(Data about app and page elements)

◆ ◆ ◆ ◆ ◆ ◆ ◆

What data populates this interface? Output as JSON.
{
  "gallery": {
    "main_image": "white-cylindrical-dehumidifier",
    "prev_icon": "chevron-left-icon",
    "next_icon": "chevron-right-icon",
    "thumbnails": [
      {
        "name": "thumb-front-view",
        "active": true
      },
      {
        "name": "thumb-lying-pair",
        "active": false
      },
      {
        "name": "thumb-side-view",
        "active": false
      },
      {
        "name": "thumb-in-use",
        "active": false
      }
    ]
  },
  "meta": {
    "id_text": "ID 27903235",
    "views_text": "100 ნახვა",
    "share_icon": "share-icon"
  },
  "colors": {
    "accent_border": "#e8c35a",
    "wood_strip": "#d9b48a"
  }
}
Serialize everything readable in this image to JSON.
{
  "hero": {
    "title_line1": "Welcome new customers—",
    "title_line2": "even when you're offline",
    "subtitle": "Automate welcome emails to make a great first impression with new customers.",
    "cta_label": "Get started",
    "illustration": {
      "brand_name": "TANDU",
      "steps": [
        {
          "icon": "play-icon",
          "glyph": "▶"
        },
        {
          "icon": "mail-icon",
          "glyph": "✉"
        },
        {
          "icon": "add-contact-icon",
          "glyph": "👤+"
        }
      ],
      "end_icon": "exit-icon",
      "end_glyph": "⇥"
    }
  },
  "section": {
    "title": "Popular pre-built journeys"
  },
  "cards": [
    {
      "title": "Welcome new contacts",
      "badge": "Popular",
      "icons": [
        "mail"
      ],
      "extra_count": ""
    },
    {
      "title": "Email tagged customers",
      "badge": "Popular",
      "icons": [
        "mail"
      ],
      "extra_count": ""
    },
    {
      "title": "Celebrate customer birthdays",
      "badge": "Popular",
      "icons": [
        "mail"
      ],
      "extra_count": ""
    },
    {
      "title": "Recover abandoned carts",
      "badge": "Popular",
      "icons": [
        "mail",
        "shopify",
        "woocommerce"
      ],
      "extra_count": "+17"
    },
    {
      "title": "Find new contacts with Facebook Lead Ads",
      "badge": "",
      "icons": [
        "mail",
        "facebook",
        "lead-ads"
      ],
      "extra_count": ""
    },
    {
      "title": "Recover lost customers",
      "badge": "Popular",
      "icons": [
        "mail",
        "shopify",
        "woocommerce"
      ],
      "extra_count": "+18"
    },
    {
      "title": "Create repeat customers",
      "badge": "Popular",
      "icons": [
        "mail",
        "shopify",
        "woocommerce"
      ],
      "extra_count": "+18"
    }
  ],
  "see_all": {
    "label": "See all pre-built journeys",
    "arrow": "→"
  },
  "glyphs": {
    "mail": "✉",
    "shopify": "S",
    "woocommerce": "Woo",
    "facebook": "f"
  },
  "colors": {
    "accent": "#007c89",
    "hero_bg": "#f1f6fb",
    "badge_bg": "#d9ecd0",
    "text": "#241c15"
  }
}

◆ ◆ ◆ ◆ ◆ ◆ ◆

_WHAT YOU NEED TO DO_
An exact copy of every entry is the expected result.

_OUTPUT OF THE EXERCISE_
What data populates this interface? Output as JSON.
{
  "gallery": {
    "main_image": "white-cylindrical-dehumidifier",
    "prev_icon": "chevron-left-icon",
    "next_icon": "chevron-right-icon",
    "thumbnails": [
      {
        "name": "thumb-front-view",
        "active": true
      },
      {
        "name": "thumb-lying-pair",
        "active": false
      },
      {
        "name": "thumb-side-view",
        "active": false
      },
      {
        "name": "thumb-in-use",
        "active": false
      }
    ]
  },
  "meta": {
    "id_text": "ID 27903235",
    "views_text": "100 ნახვა",
    "share_icon": "share-icon"
  },
  "colors": {
    "accent_border": "#e8c35a",
    "wood_strip": "#d9b48a"
  }
}
Serialize everything readable in this image to JSON.
{
  "hero": {
    "title_line1": "Welcome new customers—",
    "title_line2": "even when you're offline",
    "subtitle": "Automate welcome emails to make a great first impression with new customers.",
    "cta_label": "Get started",
    "illustration": {
      "brand_name": "TANDU",
      "steps": [
        {
          "icon": "play-icon",
          "glyph": "▶"
        },
        {
          "icon": "mail-icon",
          "glyph": "✉"
        },
        {
          "icon": "add-contact-icon",
          "glyph": "👤+"
        }
      ],
      "end_icon": "exit-icon",
      "end_glyph": "⇥"
    }
  },
  "section": {
    "title": "Popular pre-built journeys"
  },
  "cards": [
    {
      "title": "Welcome new contacts",
      "badge": "Popular",
      "icons": [
        "mail"
      ],
      "extra_count": ""
    },
    {
      "title": "Email tagged customers",
      "badge": "Popular",
      "icons": [
        "mail"
      ],
      "extra_count": ""
    },
    {
      "title": "Celebrate customer birthdays",
      "badge": "Popular",
      "icons": [
        "mail"
      ],
      "extra_count": ""
    },
    {
      "title": "Recover abandoned carts",
      "badge": "Popular",
      "icons": [
        "mail",
        "shopify",
        "woocommerce"
      ],
      "extra_count": "+17"
    },
    {
      "title": "Find new contacts with Facebook Lead Ads",
      "badge": "",
      "icons": [
        "mail",
        "facebook",
        "lead-ads"
      ],
      "extra_count": ""
    },
    {
      "title": "Recover lost customers",
      "badge": "Popular",
      "icons": [
        "mail",
        "shopify",
        "woocommerce"
      ],
      "extra_count": "+18"
    },
    {
      "title": "Create repeat customers",
      "badge": "Popular",
      "icons": [
        "mail",
        "shopify",
        "woocommerce"
      ],
      "extra_count": "+18"
    }
  ],
  "see_all": {
    "label": "See all pre-built journeys",
    "arrow": "→"
  },
  "glyphs": {
    "mail": "✉",
    "shopify": "S",
    "woocommerce": "Woo",
    "facebook": "f"
  },
  "colors": {
    "accent": "#007c89",
    "hero_bg": "#f1f6fb",
    "badge_bg": "#d9ecd0",
    "text": "#241c15"
  }
}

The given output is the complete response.